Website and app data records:
○ ○ ○

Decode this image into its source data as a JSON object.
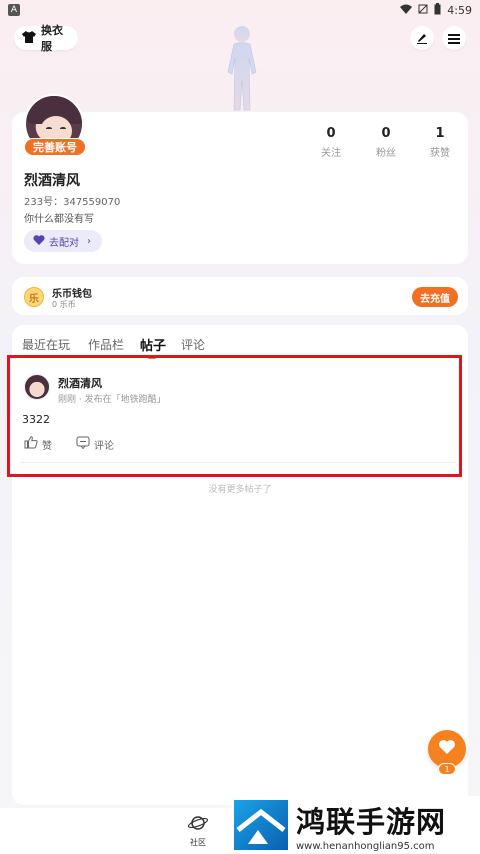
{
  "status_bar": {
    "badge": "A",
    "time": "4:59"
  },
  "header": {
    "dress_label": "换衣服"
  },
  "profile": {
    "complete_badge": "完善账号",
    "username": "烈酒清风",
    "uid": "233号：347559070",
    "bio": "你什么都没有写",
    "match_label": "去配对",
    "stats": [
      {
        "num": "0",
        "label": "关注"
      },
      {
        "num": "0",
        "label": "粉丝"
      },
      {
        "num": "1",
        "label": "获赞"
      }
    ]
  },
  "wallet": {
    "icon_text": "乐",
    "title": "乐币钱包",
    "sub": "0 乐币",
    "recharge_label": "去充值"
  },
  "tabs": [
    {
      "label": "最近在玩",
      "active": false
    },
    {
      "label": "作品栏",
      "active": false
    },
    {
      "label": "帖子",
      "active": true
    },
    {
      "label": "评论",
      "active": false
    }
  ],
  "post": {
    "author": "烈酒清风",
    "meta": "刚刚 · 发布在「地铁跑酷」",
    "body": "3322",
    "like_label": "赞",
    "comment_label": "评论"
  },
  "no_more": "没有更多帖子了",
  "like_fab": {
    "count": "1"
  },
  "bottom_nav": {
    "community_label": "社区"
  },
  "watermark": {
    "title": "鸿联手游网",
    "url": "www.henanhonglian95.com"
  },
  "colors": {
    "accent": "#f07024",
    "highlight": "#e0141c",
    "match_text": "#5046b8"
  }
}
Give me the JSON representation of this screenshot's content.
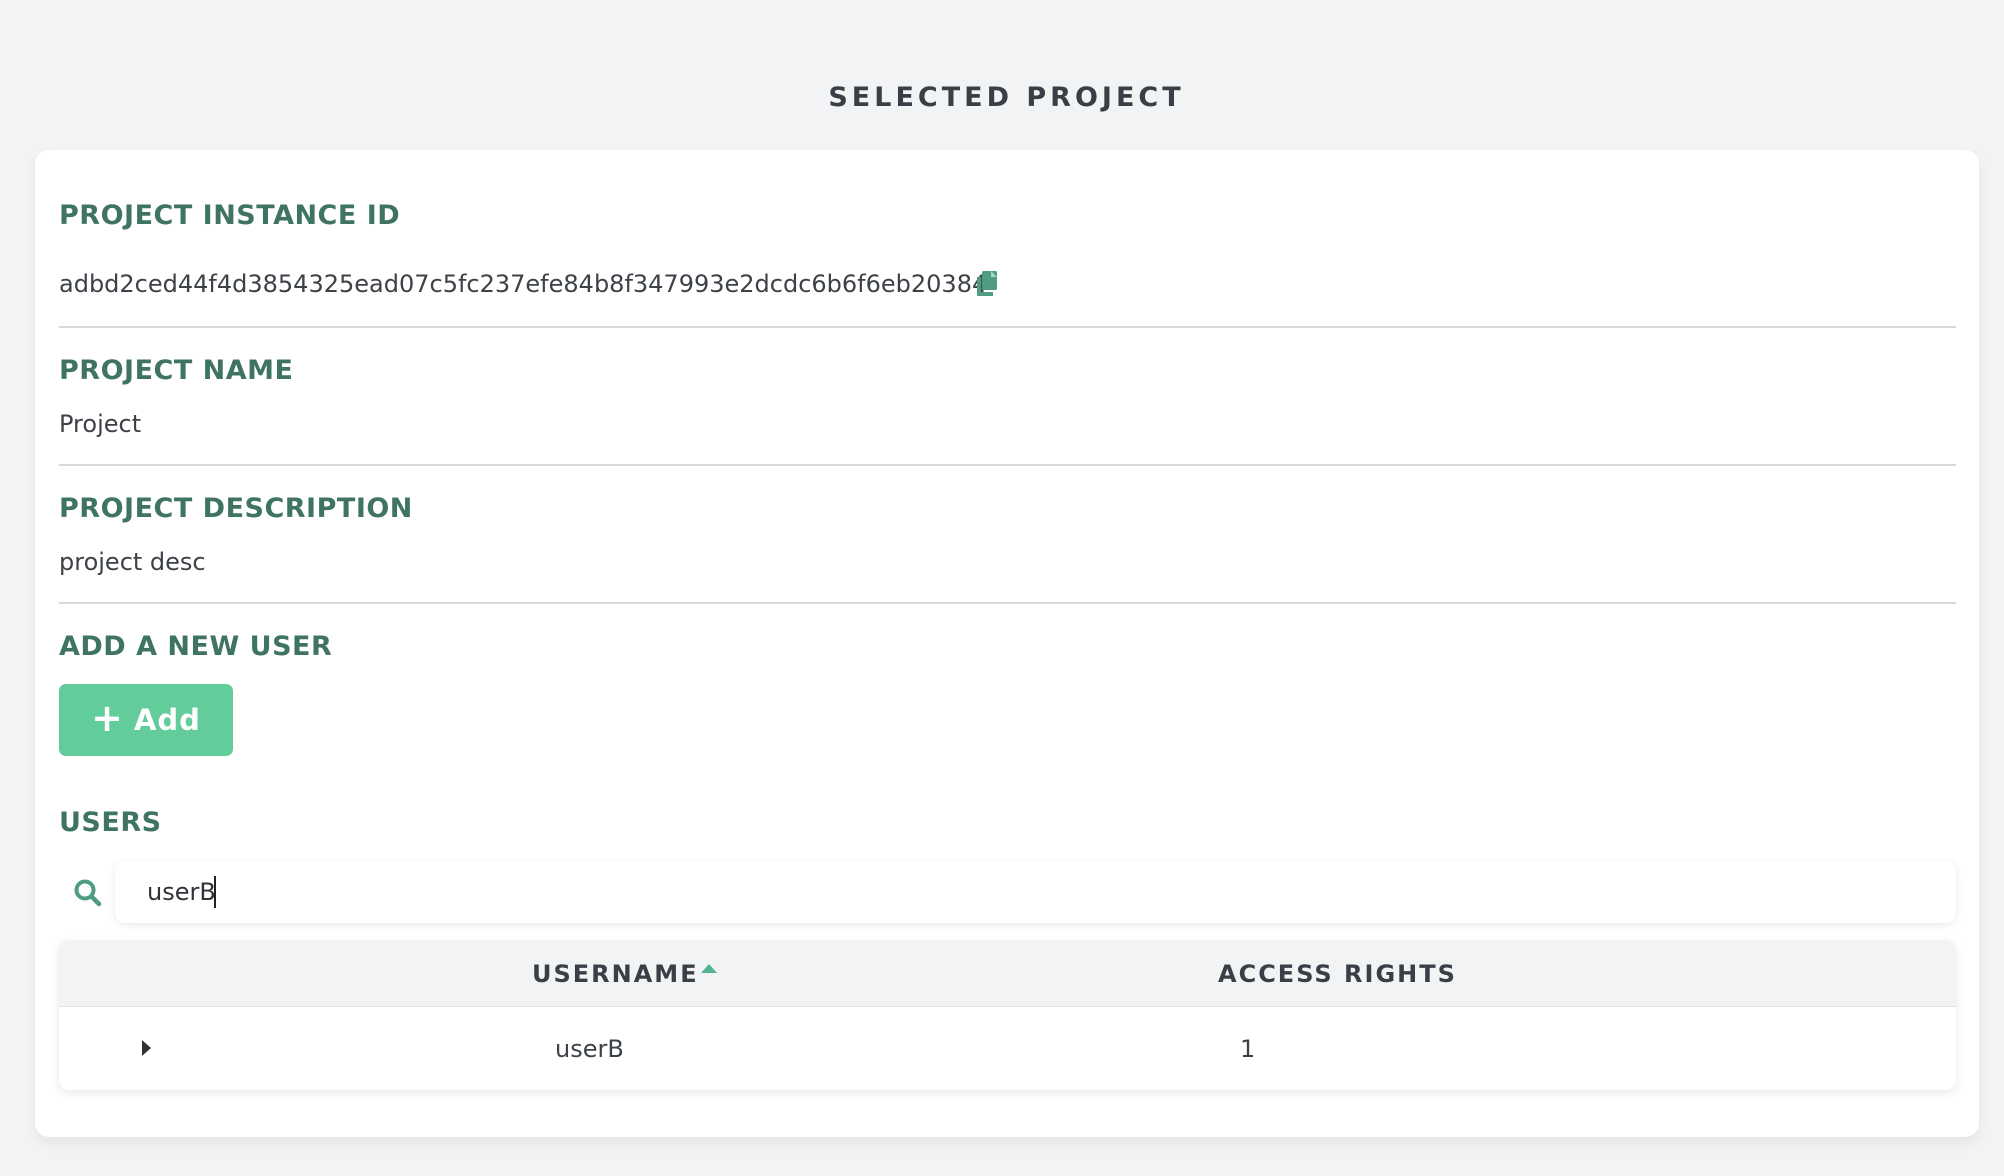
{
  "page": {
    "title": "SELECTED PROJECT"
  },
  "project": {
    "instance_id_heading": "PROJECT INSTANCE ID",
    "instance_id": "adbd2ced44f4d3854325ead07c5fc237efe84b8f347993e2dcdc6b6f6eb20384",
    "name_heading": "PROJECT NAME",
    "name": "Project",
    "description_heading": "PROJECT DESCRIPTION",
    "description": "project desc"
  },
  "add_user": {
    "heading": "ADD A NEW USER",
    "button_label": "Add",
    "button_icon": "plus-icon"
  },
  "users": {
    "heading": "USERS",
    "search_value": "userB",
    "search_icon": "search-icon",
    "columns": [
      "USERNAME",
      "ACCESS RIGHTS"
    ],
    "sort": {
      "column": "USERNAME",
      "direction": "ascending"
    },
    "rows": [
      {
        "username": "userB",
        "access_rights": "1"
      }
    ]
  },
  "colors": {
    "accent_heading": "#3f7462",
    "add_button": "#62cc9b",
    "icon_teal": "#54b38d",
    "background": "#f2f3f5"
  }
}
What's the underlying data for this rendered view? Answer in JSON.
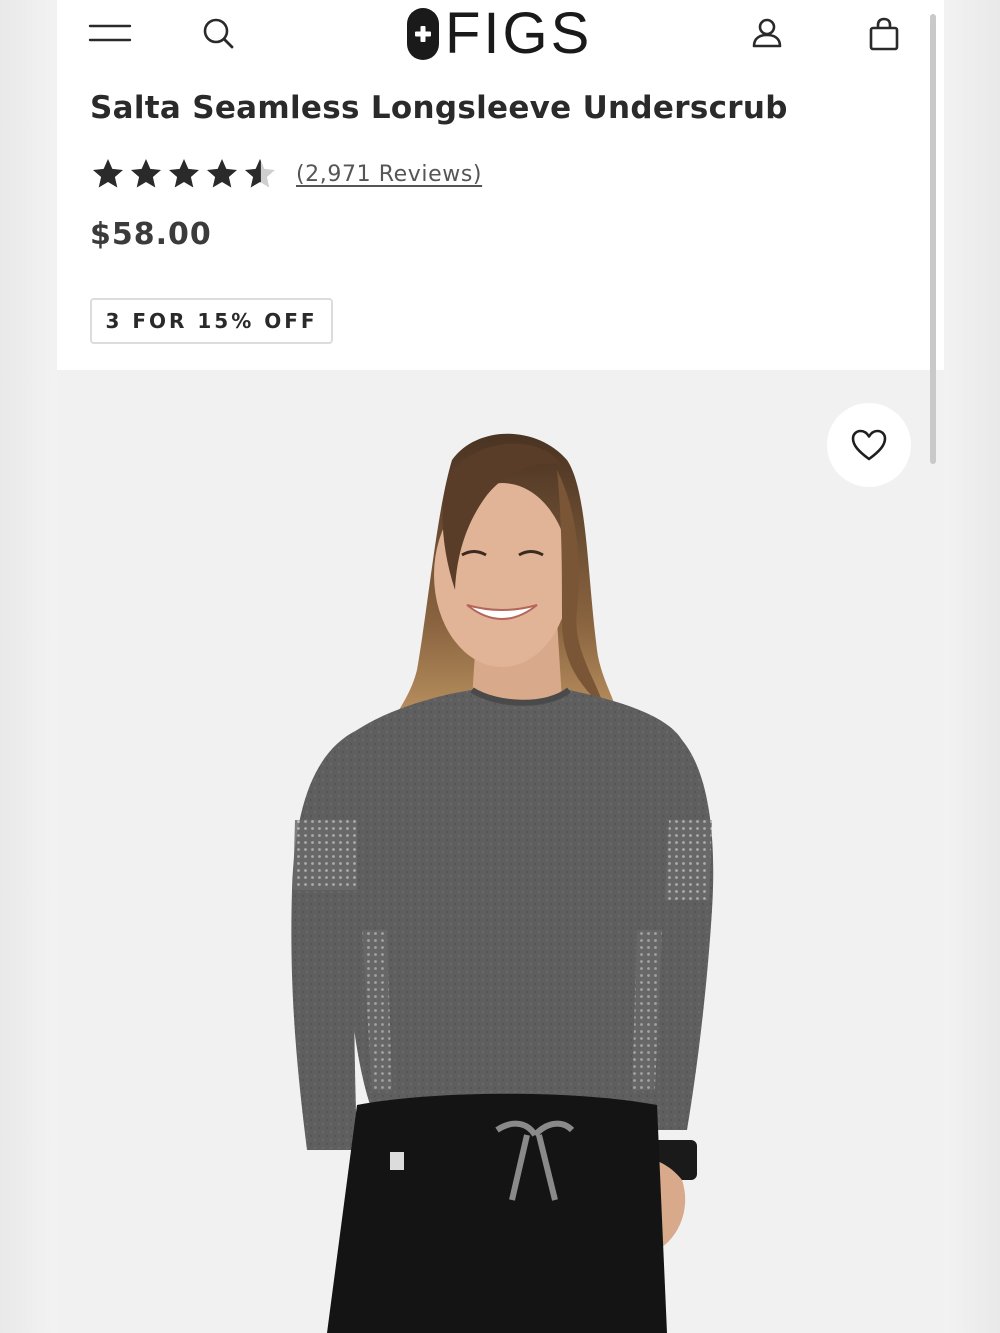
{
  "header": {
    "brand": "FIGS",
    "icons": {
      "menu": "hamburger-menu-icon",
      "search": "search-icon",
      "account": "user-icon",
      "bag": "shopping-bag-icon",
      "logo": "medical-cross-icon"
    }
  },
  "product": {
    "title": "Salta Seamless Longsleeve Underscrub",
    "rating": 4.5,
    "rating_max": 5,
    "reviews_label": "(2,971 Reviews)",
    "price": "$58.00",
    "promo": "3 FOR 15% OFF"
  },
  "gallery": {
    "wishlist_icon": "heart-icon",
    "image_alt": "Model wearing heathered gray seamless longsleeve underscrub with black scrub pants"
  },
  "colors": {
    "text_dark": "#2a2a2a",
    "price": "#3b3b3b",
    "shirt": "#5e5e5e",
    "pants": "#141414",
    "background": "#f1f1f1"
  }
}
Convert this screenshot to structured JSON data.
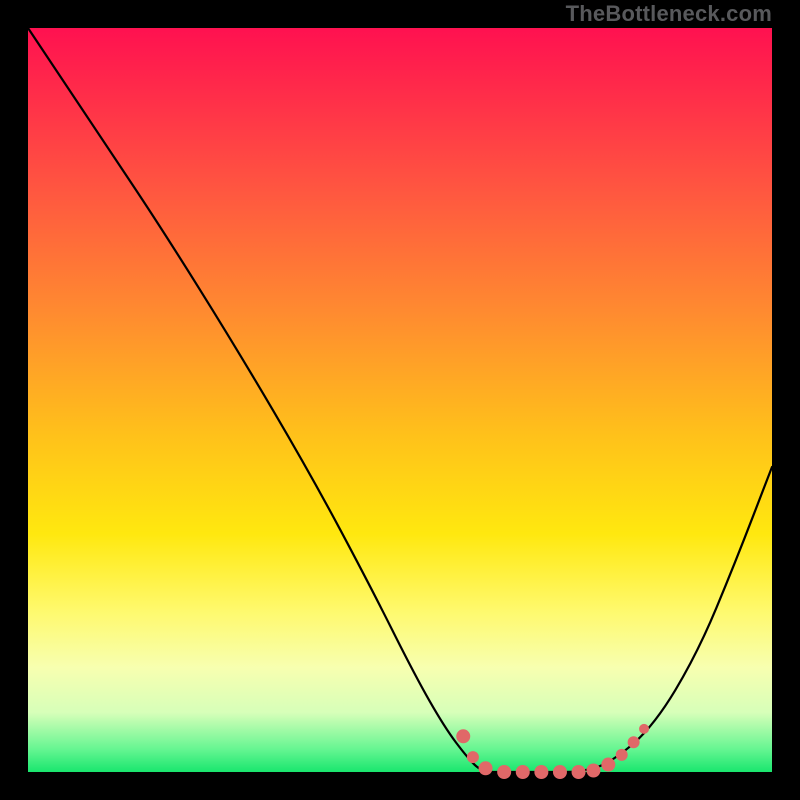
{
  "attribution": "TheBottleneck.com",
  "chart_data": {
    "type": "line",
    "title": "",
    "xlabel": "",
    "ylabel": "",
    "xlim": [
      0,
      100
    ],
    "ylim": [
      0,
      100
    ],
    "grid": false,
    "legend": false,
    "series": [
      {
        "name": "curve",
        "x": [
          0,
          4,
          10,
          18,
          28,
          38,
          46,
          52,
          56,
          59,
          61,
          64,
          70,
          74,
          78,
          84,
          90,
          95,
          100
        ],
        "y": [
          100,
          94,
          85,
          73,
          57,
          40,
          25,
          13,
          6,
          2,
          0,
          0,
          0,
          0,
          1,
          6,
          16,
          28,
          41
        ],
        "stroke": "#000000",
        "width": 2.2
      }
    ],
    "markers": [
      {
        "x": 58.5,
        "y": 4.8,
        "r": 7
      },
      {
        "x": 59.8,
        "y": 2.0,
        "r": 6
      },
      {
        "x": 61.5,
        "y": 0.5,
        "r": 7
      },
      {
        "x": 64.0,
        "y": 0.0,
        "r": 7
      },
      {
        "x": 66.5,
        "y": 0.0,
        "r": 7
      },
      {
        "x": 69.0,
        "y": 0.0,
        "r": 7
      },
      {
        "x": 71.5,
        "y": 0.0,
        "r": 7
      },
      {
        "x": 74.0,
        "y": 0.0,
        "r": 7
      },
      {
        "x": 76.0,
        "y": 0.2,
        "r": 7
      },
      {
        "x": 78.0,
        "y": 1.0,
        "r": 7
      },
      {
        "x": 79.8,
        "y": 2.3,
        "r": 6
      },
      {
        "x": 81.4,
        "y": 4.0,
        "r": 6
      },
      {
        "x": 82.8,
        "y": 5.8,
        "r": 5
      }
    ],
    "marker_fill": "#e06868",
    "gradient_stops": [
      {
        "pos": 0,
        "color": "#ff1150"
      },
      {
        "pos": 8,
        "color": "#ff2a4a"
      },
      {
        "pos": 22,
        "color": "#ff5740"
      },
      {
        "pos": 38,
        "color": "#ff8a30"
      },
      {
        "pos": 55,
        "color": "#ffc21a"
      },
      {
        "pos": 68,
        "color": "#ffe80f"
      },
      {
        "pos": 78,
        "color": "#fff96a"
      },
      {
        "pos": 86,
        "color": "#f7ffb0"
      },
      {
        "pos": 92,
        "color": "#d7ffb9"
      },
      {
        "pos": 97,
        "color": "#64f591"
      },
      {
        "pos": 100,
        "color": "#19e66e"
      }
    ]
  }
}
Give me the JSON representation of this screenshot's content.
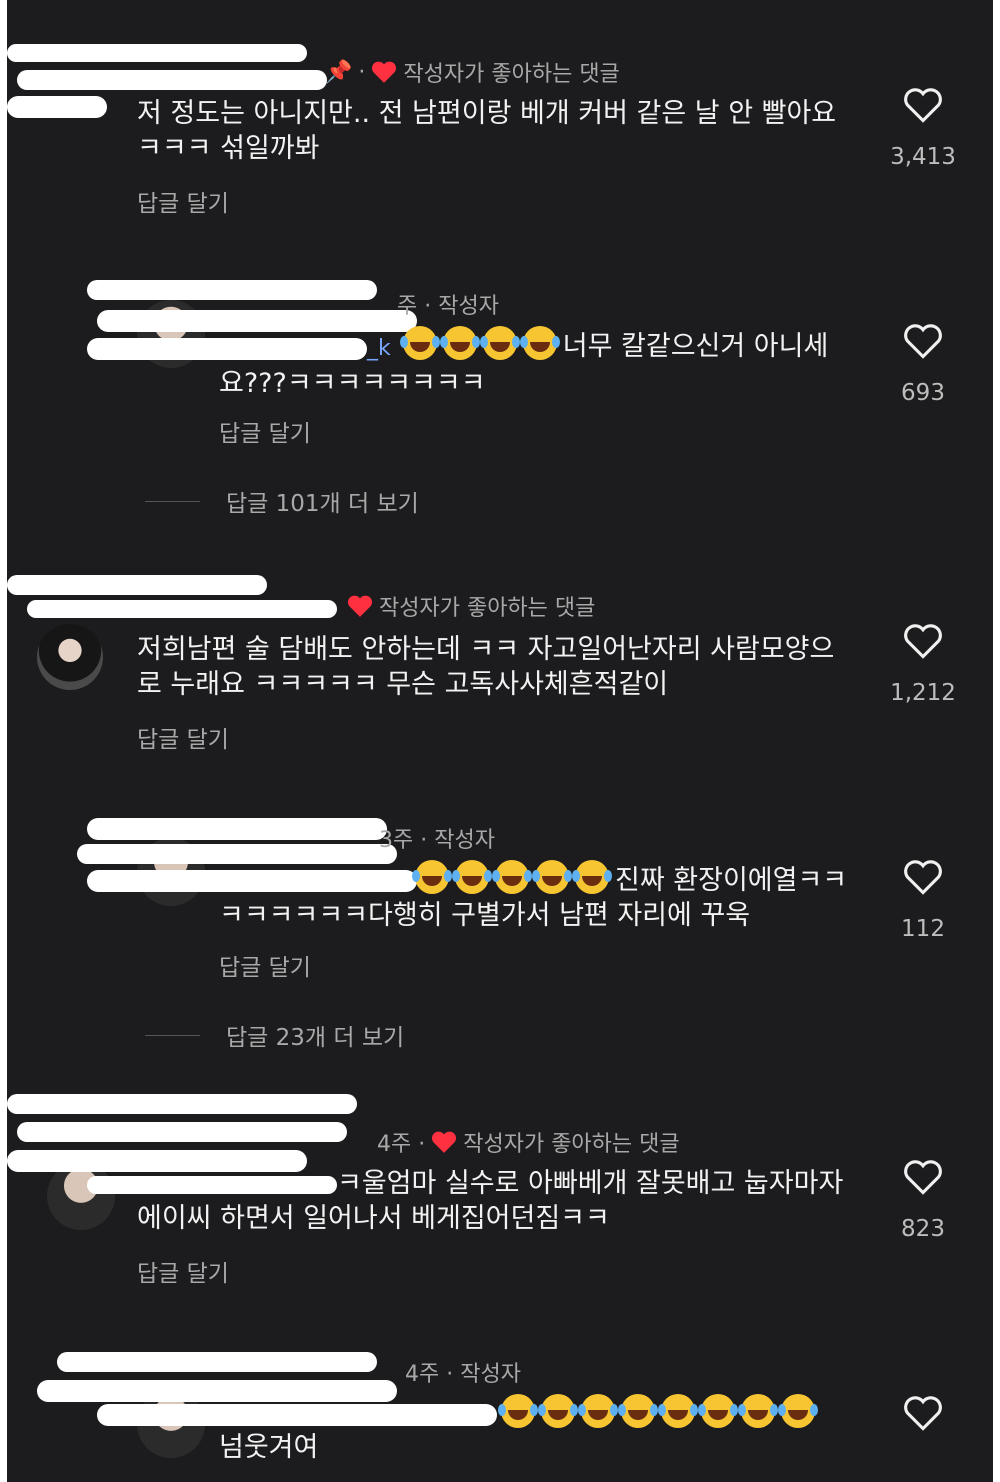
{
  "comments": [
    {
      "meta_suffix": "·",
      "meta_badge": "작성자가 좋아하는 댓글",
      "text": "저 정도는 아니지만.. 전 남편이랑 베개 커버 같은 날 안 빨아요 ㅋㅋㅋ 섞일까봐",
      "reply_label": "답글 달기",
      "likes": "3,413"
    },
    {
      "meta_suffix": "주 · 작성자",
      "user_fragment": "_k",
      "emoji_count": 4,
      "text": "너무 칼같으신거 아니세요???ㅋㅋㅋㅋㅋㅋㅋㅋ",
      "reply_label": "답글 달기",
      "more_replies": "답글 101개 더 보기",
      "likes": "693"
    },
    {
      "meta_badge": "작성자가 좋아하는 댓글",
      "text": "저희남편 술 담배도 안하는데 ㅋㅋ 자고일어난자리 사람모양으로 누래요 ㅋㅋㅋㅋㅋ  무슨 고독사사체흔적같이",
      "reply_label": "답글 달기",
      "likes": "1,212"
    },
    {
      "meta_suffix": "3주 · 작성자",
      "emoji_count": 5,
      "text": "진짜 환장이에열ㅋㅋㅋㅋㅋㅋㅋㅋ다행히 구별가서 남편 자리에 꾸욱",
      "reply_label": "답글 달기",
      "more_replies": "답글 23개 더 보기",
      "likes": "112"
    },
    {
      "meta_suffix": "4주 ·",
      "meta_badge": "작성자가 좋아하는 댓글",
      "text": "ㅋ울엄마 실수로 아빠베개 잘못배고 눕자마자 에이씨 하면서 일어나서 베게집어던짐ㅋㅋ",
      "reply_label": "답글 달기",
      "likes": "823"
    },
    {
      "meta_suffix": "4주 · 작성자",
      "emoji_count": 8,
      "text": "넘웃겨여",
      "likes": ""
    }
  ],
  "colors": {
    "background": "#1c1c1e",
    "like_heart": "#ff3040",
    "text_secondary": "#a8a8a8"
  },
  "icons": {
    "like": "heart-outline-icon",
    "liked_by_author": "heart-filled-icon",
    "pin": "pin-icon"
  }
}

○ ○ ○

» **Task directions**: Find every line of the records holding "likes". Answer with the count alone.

» **Answer box**: 6